## Task requirements
Work through the material beneath and count the lines that include "title"; the answer is that number alone.
○ ○ ○ ○ ○
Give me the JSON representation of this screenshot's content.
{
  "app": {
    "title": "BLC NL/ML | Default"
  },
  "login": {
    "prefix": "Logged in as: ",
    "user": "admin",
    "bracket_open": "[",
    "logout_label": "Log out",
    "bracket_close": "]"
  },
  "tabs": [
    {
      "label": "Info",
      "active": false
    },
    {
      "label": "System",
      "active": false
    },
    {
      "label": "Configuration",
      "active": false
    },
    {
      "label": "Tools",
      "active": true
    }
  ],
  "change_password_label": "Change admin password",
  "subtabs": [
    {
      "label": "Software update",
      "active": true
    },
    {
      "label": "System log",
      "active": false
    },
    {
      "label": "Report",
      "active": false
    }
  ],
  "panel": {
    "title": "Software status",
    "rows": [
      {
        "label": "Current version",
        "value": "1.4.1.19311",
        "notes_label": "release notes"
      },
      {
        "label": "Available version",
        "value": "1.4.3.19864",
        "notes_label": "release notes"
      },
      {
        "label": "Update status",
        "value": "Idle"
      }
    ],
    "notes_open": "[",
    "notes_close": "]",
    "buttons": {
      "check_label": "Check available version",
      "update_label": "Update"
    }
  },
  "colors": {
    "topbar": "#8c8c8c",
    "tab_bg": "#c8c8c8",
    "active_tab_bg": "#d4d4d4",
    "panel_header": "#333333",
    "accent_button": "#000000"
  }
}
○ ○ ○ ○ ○
## Solution
2